** Supplied records follows **
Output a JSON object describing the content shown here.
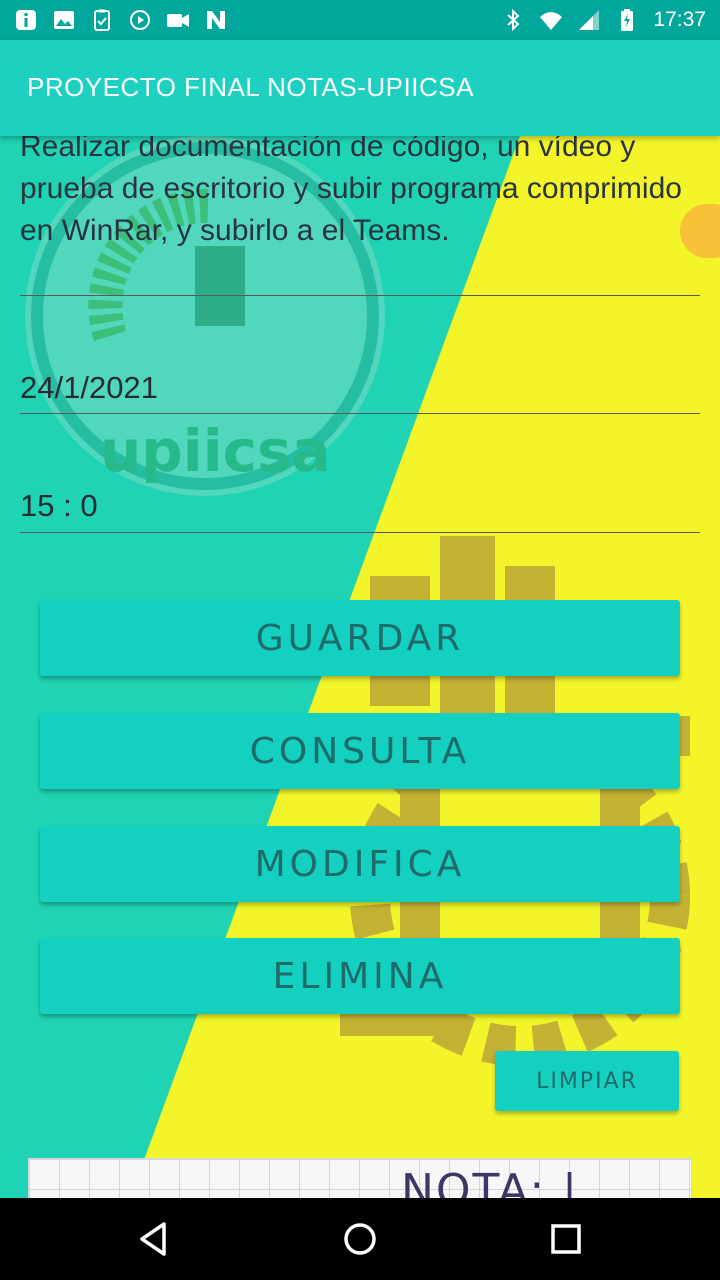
{
  "status_bar": {
    "time": "17:37",
    "left_icons": [
      "info-icon",
      "image-icon",
      "clipboard-icon",
      "play-icon",
      "video-icon",
      "n-app-icon"
    ],
    "right_icons": [
      "bluetooth-icon",
      "wifi-icon",
      "signal-icon",
      "battery-icon"
    ]
  },
  "app_bar": {
    "title": "PROYECTO FINAL NOTAS-UPIICSA"
  },
  "form": {
    "description": "Realizar documentación de código, un vídeo y prueba de escritorio y subir programa comprimido en WinRar, y subirlo a el Teams.",
    "date": "24/1/2021",
    "time": "15 : 0"
  },
  "buttons": {
    "save": "GUARDAR",
    "query": "CONSULTA",
    "modify": "MODIFICA",
    "delete": "ELIMINA",
    "clear": "LIMPIAR"
  },
  "note_card": {
    "title": "NOTA: |"
  },
  "nav_bar": {
    "icons": [
      "back-icon",
      "home-icon",
      "recents-icon"
    ]
  },
  "colors": {
    "status_bar": "#00a79a",
    "app_bar": "#1dd0c0",
    "button": "#14d0c0",
    "button_text": "#1f6a6a",
    "background_teal": "#1fd3b4",
    "background_yellow": "#f3f52a"
  }
}
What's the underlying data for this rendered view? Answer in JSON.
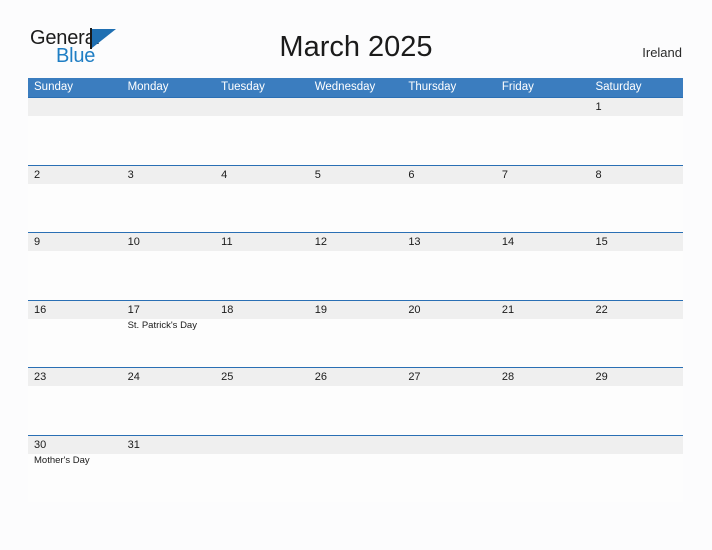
{
  "brand": {
    "name_part1": "General",
    "name_part2": "Blue",
    "flag_icon": "flag-triangle-icon",
    "colors": {
      "black": "#1b1b1b",
      "blue": "#1f7ec4",
      "flag_blue": "#1f6fb2"
    }
  },
  "header": {
    "title": "March 2025",
    "country": "Ireland"
  },
  "theme": {
    "header_blue": "#3b7dbf",
    "rule_blue": "#2a6fb4",
    "daynum_band": "#efefef",
    "cell_bg": "#fdfdfd",
    "page_bg": "#fcfcfd"
  },
  "calendar": {
    "month": "March",
    "year": "2025",
    "day_headers": [
      "Sunday",
      "Monday",
      "Tuesday",
      "Wednesday",
      "Thursday",
      "Friday",
      "Saturday"
    ],
    "weeks": [
      {
        "days": [
          {
            "num": "",
            "event": ""
          },
          {
            "num": "",
            "event": ""
          },
          {
            "num": "",
            "event": ""
          },
          {
            "num": "",
            "event": ""
          },
          {
            "num": "",
            "event": ""
          },
          {
            "num": "",
            "event": ""
          },
          {
            "num": "1",
            "event": ""
          }
        ]
      },
      {
        "days": [
          {
            "num": "2",
            "event": ""
          },
          {
            "num": "3",
            "event": ""
          },
          {
            "num": "4",
            "event": ""
          },
          {
            "num": "5",
            "event": ""
          },
          {
            "num": "6",
            "event": ""
          },
          {
            "num": "7",
            "event": ""
          },
          {
            "num": "8",
            "event": ""
          }
        ]
      },
      {
        "days": [
          {
            "num": "9",
            "event": ""
          },
          {
            "num": "10",
            "event": ""
          },
          {
            "num": "11",
            "event": ""
          },
          {
            "num": "12",
            "event": ""
          },
          {
            "num": "13",
            "event": ""
          },
          {
            "num": "14",
            "event": ""
          },
          {
            "num": "15",
            "event": ""
          }
        ]
      },
      {
        "days": [
          {
            "num": "16",
            "event": ""
          },
          {
            "num": "17",
            "event": "St. Patrick's Day"
          },
          {
            "num": "18",
            "event": ""
          },
          {
            "num": "19",
            "event": ""
          },
          {
            "num": "20",
            "event": ""
          },
          {
            "num": "21",
            "event": ""
          },
          {
            "num": "22",
            "event": ""
          }
        ]
      },
      {
        "days": [
          {
            "num": "23",
            "event": ""
          },
          {
            "num": "24",
            "event": ""
          },
          {
            "num": "25",
            "event": ""
          },
          {
            "num": "26",
            "event": ""
          },
          {
            "num": "27",
            "event": ""
          },
          {
            "num": "28",
            "event": ""
          },
          {
            "num": "29",
            "event": ""
          }
        ]
      },
      {
        "days": [
          {
            "num": "30",
            "event": "Mother's Day"
          },
          {
            "num": "31",
            "event": ""
          },
          {
            "num": "",
            "event": ""
          },
          {
            "num": "",
            "event": ""
          },
          {
            "num": "",
            "event": ""
          },
          {
            "num": "",
            "event": ""
          },
          {
            "num": "",
            "event": ""
          }
        ]
      }
    ]
  }
}
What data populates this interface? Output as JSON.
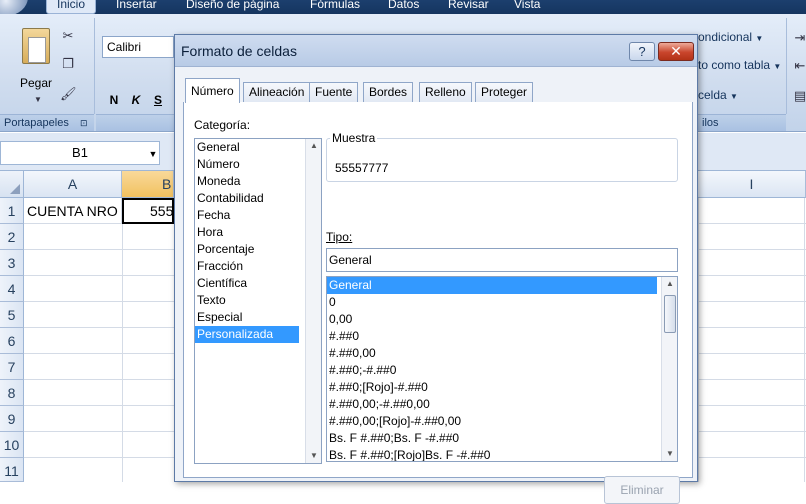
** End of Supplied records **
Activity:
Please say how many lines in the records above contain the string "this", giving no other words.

Written response:
2